2. Plants represent 82% of the biomass of all living matter on Earth, with humans having a disproportionately large impact on the biosphere.

3. Mimicry in plants, such as the leaves of the Patagonian woody climber Boquila trifoliolata, raises questions about signaling between plants and how it influences leaf development.

Article analysis:

The article "Amazing Plants" provides a fascinating overview of various aspects of plant biology, including the interconnectedness of trees, the biomass distribution on Earth, mimicry in plants, and the communication between flowers and their pollinators. While the information presented is interesting and informative, there are several potential biases and shortcomings that should be considered.

One potential bias in the article is the lack of discussion about potential risks or negative impacts associated with certain plant species or phenomena. For example, while the article mentions the unprecedented deaths of ancient baobab trees in Africa possibly due to climate change-induced stress, it does not delve into the broader implications of such losses on ecosystems or biodiversity. Additionally, there is no mention of invasive plant species or other threats to plant populations that could have been included for a more balanced perspective.

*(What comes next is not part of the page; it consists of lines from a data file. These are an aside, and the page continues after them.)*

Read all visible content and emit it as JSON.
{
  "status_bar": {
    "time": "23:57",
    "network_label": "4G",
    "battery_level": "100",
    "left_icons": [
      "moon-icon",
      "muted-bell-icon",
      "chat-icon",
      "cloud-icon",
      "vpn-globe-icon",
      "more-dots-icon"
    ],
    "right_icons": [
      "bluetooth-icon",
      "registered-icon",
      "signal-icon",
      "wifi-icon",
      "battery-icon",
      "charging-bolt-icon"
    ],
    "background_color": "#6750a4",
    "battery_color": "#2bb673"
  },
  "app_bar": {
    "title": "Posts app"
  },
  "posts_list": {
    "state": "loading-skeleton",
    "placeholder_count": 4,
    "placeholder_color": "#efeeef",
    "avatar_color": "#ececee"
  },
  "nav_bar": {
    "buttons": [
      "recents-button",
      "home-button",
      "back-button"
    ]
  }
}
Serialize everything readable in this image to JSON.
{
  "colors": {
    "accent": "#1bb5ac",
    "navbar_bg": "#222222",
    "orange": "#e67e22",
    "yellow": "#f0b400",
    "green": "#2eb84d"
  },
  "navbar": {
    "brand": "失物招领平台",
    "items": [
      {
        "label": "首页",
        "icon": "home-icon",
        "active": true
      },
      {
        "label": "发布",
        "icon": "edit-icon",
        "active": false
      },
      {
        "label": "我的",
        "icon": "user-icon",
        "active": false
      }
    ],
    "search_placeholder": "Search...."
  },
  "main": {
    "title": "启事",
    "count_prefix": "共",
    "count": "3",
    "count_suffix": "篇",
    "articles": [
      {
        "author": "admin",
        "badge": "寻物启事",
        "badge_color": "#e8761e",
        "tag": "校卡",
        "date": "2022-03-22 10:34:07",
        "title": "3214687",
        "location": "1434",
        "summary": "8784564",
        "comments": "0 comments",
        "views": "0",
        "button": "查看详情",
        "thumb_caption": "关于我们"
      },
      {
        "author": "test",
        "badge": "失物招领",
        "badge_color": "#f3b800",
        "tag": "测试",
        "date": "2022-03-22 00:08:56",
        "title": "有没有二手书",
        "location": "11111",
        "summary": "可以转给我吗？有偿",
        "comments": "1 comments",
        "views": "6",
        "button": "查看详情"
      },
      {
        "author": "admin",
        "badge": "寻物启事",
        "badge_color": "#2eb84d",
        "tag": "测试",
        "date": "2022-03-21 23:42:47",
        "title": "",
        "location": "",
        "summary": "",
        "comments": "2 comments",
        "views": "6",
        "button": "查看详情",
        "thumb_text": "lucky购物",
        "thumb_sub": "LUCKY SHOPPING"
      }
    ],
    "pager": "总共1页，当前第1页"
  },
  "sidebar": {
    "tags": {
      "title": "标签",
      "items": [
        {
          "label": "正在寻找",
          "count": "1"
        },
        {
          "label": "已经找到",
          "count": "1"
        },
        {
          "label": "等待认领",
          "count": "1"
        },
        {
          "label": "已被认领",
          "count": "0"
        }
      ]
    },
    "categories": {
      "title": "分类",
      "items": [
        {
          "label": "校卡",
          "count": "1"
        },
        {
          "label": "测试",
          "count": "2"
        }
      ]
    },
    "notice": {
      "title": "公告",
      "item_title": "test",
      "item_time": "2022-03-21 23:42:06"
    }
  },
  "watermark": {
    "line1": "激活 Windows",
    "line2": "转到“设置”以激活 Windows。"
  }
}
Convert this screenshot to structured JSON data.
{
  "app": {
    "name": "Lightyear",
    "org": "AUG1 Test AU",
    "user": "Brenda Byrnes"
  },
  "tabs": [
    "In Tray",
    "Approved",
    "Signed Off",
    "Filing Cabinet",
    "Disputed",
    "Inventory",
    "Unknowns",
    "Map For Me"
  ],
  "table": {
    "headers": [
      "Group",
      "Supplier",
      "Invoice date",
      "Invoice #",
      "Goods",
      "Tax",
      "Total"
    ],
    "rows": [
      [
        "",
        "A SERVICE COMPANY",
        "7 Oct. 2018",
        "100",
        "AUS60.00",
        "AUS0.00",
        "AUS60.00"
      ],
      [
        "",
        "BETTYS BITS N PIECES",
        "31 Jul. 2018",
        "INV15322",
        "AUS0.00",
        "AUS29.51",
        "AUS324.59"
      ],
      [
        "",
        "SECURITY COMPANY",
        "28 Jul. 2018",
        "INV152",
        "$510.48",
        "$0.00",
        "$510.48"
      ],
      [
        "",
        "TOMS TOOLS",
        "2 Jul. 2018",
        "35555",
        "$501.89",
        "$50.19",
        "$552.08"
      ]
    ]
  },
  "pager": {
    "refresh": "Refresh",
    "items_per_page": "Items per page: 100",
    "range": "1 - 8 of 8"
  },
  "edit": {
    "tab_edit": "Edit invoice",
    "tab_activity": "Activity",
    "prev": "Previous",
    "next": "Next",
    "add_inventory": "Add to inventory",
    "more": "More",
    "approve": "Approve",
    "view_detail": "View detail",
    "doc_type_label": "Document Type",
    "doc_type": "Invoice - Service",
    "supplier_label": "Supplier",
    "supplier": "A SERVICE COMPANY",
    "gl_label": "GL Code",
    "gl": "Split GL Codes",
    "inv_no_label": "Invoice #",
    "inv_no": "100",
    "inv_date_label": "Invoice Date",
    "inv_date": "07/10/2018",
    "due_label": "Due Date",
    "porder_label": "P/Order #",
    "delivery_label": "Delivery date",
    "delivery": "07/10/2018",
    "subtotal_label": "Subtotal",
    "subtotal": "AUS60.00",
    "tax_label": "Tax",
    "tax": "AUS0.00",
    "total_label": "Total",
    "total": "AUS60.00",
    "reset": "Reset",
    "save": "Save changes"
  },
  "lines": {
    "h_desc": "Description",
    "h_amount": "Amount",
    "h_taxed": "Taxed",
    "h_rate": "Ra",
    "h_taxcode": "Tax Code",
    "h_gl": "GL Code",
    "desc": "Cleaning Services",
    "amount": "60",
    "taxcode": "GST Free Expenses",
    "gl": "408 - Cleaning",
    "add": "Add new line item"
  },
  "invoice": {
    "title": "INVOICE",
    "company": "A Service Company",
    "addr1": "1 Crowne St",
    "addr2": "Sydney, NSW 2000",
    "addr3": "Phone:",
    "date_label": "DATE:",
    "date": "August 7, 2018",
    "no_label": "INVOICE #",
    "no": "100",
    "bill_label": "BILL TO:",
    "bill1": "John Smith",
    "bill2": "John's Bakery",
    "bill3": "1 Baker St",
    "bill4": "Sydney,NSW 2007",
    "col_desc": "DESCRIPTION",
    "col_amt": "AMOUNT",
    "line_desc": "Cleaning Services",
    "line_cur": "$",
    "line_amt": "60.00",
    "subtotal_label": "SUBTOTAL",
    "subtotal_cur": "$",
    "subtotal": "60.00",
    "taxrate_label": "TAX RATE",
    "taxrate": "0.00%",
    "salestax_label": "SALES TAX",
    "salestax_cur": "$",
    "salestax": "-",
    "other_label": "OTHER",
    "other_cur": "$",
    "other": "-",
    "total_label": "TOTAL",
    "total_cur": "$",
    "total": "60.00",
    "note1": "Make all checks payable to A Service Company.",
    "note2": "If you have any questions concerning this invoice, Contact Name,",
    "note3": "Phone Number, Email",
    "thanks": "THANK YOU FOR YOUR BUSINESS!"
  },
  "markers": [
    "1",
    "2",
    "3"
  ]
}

Furthermore, some claims made in the article are not supported by sufficient evidence or references. For instance, when discussing mimicry in plants, specific examples are provided without citing sources for readers to further explore these studies. Providing more detailed information on the research behind these claims would enhance the credibility of the article.

Moreover, there is a lack of exploration of potential counterarguments or differing perspectives on certain topics discussed in the article. For instance, while discussing Charles Darwin's work on floral polymorphisms and natural selection validation through orchid flowers, alternative interpretations or criticisms of his research could have been included to provide a more comprehensive analysis.

Additionally, there is a promotional tone present in some parts of the article, particularly when referencing specific studies or podcasts related to plant biology. While it is important to highlight relevant resources for readers to explore further, care should be taken to avoid overly promoting specific sources without providing a balanced view.

Overall, while "Amazing Plants" offers valuable insights into various aspects of plant biology and ecology, there are areas where improvements could be made to enhance objectivity and depth of analysis. By addressing potential biases, providing more robust evidence for claims made, exploring counterarguments, and presenting a more balanced perspective on complex topics, this article could offer a more comprehensive understanding of the amazing world of plants.